▶ [WORK INSTRUCTION]
Copy all the lines of the data that include the word "retry".

▶ [PROVIDED DATA]

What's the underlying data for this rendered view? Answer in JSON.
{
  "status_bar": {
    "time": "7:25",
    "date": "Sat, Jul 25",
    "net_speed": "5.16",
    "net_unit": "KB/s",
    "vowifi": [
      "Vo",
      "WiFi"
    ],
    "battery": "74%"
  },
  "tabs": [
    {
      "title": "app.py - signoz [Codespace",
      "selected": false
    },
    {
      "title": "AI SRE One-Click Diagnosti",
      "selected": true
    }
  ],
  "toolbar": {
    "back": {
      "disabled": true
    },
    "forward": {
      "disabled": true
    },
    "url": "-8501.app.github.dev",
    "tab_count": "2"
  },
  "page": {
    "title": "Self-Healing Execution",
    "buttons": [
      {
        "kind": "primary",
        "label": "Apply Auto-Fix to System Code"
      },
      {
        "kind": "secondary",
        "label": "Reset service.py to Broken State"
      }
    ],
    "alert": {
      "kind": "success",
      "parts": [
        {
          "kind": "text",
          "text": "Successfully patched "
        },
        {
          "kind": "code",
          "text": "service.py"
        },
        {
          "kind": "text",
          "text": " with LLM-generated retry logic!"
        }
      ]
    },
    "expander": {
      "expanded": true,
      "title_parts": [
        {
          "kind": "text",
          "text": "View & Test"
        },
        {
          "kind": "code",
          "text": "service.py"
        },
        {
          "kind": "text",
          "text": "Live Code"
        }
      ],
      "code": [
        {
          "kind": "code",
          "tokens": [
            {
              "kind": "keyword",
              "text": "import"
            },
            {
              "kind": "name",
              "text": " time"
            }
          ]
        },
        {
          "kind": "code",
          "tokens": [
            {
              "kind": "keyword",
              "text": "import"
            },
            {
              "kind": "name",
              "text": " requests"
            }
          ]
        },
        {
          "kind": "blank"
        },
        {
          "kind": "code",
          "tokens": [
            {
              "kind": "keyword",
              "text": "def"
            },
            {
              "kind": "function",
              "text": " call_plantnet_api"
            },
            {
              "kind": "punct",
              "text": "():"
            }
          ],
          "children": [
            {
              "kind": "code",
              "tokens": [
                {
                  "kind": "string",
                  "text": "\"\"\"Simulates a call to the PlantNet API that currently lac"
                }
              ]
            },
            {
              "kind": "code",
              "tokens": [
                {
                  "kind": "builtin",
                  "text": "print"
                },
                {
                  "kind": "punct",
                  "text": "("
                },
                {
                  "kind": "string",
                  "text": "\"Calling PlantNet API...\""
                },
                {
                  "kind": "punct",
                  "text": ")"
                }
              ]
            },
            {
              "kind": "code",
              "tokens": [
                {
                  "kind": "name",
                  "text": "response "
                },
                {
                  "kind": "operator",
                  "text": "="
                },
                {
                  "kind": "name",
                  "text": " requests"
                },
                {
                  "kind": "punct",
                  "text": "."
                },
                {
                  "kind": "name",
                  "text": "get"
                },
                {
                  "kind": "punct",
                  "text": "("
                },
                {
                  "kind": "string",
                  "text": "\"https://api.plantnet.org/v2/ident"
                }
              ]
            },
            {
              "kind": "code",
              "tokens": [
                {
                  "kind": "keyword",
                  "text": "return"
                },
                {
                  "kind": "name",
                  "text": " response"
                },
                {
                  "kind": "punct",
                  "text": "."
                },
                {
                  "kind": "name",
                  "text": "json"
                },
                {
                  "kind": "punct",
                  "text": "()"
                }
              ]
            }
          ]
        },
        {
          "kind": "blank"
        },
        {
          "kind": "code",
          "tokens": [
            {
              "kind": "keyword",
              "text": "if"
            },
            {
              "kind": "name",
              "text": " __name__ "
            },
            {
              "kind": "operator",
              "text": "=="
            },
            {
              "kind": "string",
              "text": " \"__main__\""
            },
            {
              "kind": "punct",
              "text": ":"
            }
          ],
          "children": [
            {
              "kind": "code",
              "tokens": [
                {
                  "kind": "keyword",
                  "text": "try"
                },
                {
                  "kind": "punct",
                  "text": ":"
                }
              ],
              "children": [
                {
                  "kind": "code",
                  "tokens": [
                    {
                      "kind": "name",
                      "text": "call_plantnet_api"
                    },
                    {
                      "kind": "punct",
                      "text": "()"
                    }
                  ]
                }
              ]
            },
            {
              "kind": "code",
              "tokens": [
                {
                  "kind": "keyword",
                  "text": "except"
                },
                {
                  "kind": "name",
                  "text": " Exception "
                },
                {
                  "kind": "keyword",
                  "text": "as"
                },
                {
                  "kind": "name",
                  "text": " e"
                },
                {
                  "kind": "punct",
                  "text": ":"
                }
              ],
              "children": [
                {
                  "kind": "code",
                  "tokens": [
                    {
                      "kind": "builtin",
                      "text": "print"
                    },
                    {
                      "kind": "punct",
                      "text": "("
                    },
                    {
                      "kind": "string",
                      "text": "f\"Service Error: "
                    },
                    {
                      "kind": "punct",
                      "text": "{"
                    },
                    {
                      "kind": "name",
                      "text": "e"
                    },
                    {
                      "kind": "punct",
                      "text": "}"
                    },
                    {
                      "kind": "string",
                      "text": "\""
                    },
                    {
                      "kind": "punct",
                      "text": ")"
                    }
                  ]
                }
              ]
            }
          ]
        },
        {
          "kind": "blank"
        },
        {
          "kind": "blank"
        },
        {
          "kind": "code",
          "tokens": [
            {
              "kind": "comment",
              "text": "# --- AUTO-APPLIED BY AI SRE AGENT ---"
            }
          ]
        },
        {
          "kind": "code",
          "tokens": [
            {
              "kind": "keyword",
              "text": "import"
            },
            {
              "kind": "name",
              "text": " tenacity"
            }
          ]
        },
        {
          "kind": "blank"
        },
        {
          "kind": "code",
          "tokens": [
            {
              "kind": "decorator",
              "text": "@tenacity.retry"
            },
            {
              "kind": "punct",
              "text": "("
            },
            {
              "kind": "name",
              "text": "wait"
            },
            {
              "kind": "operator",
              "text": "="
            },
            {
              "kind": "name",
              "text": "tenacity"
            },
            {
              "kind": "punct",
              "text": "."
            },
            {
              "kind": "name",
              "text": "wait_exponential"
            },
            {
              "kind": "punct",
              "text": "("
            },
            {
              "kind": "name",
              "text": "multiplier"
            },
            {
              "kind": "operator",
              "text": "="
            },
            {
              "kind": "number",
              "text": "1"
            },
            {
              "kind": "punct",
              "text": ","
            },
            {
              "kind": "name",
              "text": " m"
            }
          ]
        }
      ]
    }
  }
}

▶ [PROBLEM SOLUTION]
          "text": " with LLM-generated retry logic!"
              "text": "@tenacity.retry"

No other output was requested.